SS (FRENCH): Ah, you have returned, Monsieur Noir. Happy to see you. The Maison de la Minime is very very busy today.

GK: North Dakota is beautiful this time of year.

SS (FRENCH): Shhhhhhh.

GK:  You come from a farm, right? I'm just guessing. Turkeys?

SS (FRENCH): Non non non non. Sugar beets.

GK: And you were Lutheran, I'm guessing.

SS (FRENCH): Oui oui, monsieur. Martan LuthAIR.

GK: Well, this is what makes for a good friendship, mon ami. A little secret. Un mystere.

TR (ROMANTIC FRENCH)

GK: What'd he say?

SS: I have no idea.

TR (ROMANTIC FRENCH)

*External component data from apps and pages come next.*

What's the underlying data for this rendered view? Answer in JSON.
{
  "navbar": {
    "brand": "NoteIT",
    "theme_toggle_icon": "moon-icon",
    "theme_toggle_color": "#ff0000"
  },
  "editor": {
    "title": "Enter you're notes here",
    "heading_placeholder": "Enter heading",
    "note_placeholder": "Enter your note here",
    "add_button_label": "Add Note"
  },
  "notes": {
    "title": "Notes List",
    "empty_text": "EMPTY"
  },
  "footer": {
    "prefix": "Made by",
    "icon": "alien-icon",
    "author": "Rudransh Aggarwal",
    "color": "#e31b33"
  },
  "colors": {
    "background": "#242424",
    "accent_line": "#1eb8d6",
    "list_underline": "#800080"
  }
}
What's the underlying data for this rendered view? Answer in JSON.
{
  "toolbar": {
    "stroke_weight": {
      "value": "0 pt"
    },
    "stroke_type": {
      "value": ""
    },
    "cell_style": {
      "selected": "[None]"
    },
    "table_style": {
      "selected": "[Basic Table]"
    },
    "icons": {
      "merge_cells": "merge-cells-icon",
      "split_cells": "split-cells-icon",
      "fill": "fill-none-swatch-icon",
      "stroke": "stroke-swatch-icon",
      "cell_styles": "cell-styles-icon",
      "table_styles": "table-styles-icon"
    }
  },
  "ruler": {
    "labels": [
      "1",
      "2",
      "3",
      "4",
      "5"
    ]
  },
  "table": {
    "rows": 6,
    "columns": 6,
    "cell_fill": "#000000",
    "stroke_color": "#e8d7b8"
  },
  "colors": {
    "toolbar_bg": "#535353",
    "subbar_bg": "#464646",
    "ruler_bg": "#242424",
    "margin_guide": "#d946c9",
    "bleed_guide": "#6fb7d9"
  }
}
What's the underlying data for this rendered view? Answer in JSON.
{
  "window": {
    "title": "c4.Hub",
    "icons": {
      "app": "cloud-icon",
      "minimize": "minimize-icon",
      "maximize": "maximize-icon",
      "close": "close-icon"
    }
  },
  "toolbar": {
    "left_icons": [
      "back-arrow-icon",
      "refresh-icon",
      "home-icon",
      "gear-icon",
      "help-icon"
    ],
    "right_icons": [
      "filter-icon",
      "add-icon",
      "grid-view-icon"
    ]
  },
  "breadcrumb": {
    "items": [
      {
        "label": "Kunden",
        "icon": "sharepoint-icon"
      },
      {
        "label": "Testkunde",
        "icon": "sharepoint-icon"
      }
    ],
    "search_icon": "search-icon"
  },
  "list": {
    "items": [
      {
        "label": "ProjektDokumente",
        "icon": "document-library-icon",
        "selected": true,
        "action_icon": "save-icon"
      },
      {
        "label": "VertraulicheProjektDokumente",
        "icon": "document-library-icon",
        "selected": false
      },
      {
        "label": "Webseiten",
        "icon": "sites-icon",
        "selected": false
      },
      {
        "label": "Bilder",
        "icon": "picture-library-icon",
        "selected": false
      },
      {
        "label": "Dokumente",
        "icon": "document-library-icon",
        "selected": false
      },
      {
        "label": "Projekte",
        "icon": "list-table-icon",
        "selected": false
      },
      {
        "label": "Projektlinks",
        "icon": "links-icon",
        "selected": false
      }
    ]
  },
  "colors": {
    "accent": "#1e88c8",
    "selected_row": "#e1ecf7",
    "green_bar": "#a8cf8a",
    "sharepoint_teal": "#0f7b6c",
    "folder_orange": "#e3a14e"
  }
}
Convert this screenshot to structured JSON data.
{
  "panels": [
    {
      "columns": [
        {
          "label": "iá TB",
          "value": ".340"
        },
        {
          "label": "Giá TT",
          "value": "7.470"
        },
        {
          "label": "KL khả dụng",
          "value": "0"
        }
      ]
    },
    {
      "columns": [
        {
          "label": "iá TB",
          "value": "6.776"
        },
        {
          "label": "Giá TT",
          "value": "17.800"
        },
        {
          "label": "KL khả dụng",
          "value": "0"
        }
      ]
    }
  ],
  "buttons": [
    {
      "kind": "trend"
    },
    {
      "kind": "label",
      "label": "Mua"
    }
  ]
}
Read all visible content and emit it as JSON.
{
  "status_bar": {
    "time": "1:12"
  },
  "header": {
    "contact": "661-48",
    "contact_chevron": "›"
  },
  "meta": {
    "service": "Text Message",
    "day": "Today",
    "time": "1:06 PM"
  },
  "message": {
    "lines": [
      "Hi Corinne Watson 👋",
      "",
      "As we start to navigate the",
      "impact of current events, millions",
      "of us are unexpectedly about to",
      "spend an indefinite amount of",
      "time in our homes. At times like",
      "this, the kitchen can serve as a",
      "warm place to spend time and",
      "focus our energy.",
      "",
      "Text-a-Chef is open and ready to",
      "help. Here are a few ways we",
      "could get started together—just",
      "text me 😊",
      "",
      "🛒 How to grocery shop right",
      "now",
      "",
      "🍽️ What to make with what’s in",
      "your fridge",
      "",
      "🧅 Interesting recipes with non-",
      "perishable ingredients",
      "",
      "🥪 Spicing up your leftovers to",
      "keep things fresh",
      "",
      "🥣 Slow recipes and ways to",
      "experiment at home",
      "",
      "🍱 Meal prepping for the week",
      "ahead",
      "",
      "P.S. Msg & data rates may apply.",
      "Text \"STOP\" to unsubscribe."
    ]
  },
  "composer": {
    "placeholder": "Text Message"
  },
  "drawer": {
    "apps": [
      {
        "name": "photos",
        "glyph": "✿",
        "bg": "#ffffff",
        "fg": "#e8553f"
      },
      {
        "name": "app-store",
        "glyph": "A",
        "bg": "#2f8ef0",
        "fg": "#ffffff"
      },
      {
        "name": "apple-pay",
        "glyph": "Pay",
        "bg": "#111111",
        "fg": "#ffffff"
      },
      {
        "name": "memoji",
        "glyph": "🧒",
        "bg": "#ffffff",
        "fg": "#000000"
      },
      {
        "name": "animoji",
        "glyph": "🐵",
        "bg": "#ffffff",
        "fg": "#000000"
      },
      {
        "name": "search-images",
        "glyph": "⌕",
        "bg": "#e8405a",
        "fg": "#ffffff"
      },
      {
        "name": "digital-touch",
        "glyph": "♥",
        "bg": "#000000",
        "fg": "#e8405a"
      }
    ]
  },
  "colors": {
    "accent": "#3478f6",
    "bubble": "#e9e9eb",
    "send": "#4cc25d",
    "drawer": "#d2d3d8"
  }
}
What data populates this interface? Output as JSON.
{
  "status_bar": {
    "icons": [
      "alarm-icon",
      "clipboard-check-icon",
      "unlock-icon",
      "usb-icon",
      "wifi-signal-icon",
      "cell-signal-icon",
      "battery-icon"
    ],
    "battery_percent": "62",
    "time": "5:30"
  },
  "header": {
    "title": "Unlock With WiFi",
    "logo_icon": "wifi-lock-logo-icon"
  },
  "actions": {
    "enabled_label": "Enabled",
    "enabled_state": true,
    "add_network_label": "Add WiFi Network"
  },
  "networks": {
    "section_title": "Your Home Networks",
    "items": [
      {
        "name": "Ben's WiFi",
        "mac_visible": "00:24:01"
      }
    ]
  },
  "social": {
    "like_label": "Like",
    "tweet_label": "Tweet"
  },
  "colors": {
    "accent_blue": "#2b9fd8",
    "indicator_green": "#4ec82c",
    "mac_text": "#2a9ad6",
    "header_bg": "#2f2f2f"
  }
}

GK: I think he likes you.

SS: What should I do?

TR (ROMANTIC FRENCH)

GK: Smile and say yes.

SS: But what if he's -----

GK: So what if he is?

SS: Yes. (TR FRENCH PASSION, FOOTSTEPS) He's gone to call a cab. But I don't want to------

GK: Love is a masquerade, mon ami. And New York is a place where people come to become somebody else. And besides, he's from Minnesota.

SS: He is?

GK: That earring in his left ear. It has a little Gopher on it.

SS: Well, I'll be darned. I never dated anybody from Minnesota before.

GK: New York is a place that makes this possible. Have fun. Be careful.

SS: Both?

GK: Do your best. (THEME) 

TR: A dark night in a city that knows how to keep its secrets but one man is still trying to find the answers to life's persistent questions...Guy Noir, Private Eye.

Old Sweet Songs: A Prairie Home Companion 1974-1976

Old Sweet Songs

Lovingly selected from the earliest archives of A Prairie Home Companion, this heirloom collection represents the music from earliest years of the now legendary show: 1974–1976. With songs and tunes from jazz pianist Butch Thompson, mandolin maestro Peter Ostroushko, Dakota Dave Hull and the first house band, The Powdermilk Biscuit Band (Adam Granger, Bob Douglas and Mary DuShane).

Available now»

American Public Media © |   Terms and Conditions   |   Privacy Policy